What problem does it solve?

My experience in tech industry isn’t that big. It would be something around 5 years working as a coder. This industry moves fast, things change, new technologies emerge on daily basis. In order to do my job well I have to constantly learn something new. I enjoy that a lot. Learning is great. It allows you to look at the world differently than you did before.

Sometimes it’s exhausting and frustrating. It’s easy to be negative towards a new framework, programming language or a build system, when it’s new and alien to you. In this industry you should be sceptical. We are already drowning in a sea of a complexity, and when we can barely keep our heads above the water we tend to save ourselves by adding another layer of abstraction.

Because of that, the question you should ask yourself is What problem does it solve?. One of the technologies you might see in the wild is CMake. If you are new to it, you might be frustrated with how the whole project is polluted with those pesky CMakeLists.txt. It introduces a lot of files to keep track of and maintain. In order to use it well you have to understand it’s scripting language. There is a lot to wrap your head around and it doesn’t feel rewarding. For me it feels like maintenance…

Well then: What problem does it solve? From CMake website:

CMake is used to control the software compilation process using simple platform and compiler independent configuration files, and generate native makefiles and workspaces that can be used in the compiler environment of your choice.

How I understand CMake: you drop a lot of CMakeLists.txt into your project folder structure in order to describe your project, in such a way that CMake can generate a project which compiles on a specific OS, with a specific toolchain/compiler.

Well, that sounds reasonable. Seems like an empowering technology.
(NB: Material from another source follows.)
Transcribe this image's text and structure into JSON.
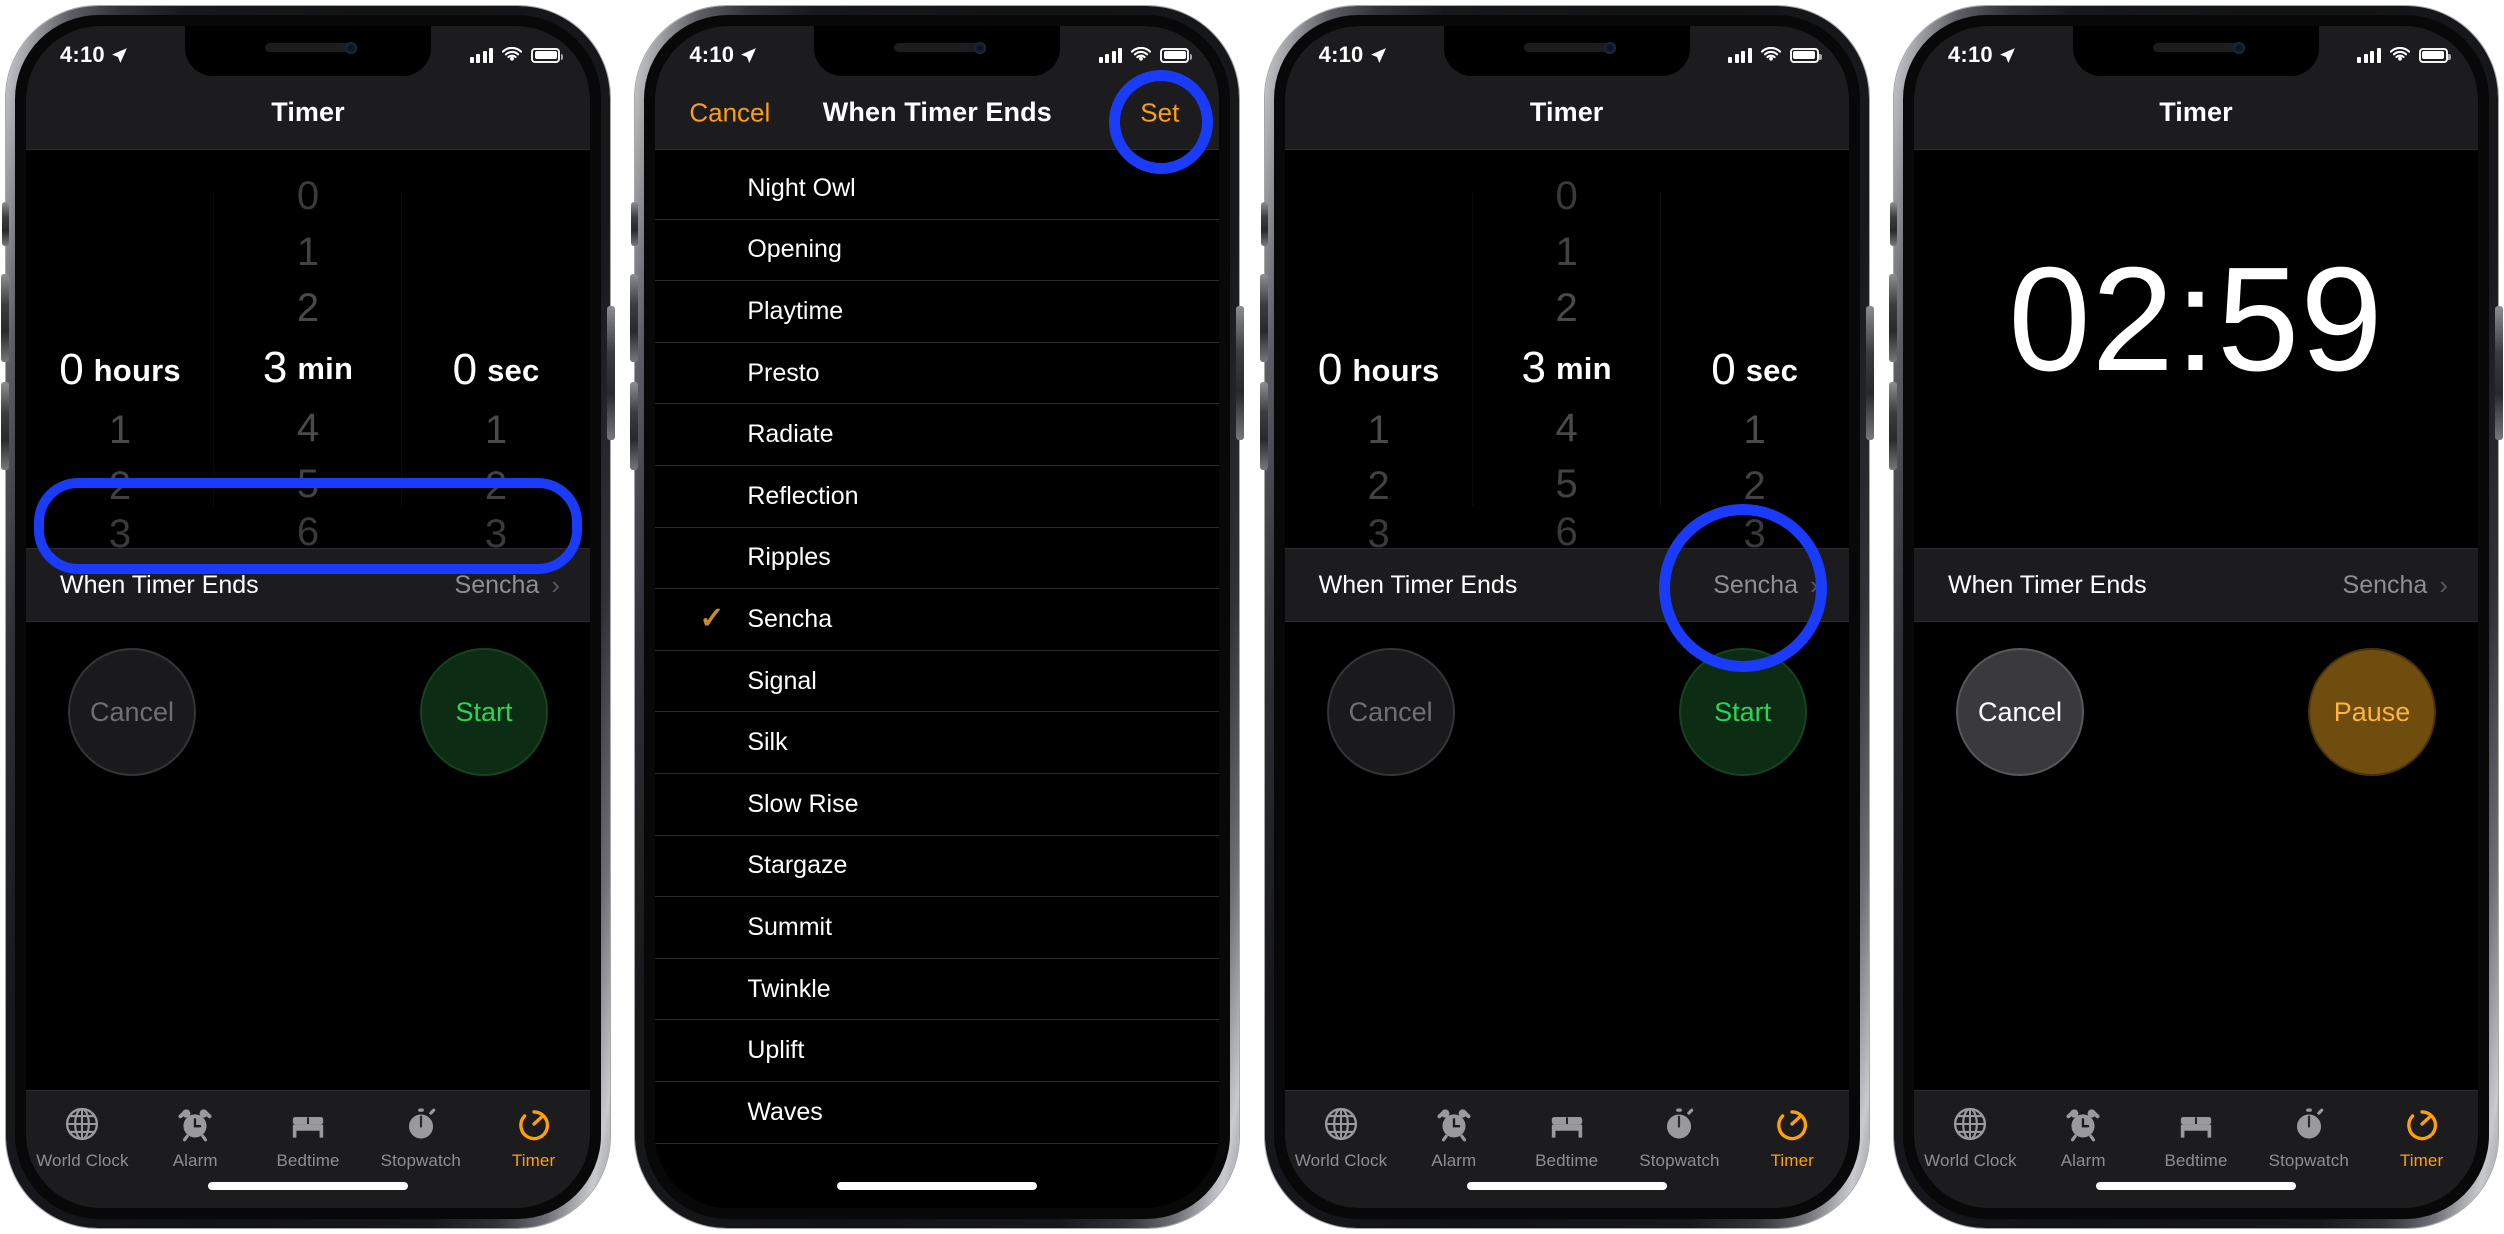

If you haven’t worked on a project which targets multiple OSes or platforms, it’s not easy to understand the benefits.

Lets look at another example - Hugo, a framework for building websites. Again, What problem does it solve?.

If you haven’t designed and wrote websites, one of the biggest problems is to separate the content and the presentation. HTML and CSS are used to describe how the content is presented. You can achieve a lot of flexibility by separating the presentation from the content. If you want to write a blog post without that separation you would copy the last blog post’s .html file and just edited the post contents. After some time you have 12 blog posts. Now you’d like to update the look of your blog. That means you have to edit those 12 .html files…

Static website generators, like Hugo, make this easy. The content and the presentation is separated and Hugo combines those two to produce the website. In order to be proficient in working with Hugo you need to learn about its scripting language, since Hugo doesn’t know how to combine your blog post’s content and its graphical layout.

Big advantage of the What problem does it solve? question is that if you go back to the original problem you might realize that the solution isn’t optimal. Maybe you don’t really want to build your project for different OSes or platforms. Maybe you are ok with a minimal CSS and you don’t need the complexity of a static website generator. Maybe you don’t need to spin up that Docker container. Maybe the benefit of introducing and learning a specific technology isn’t worth the cost.

What problem does it solve? - certainly helps me. Good design is based on simplicity. The simplest solutions are usually the best. In order to find those we need to always remember what problem stands between us and the goal.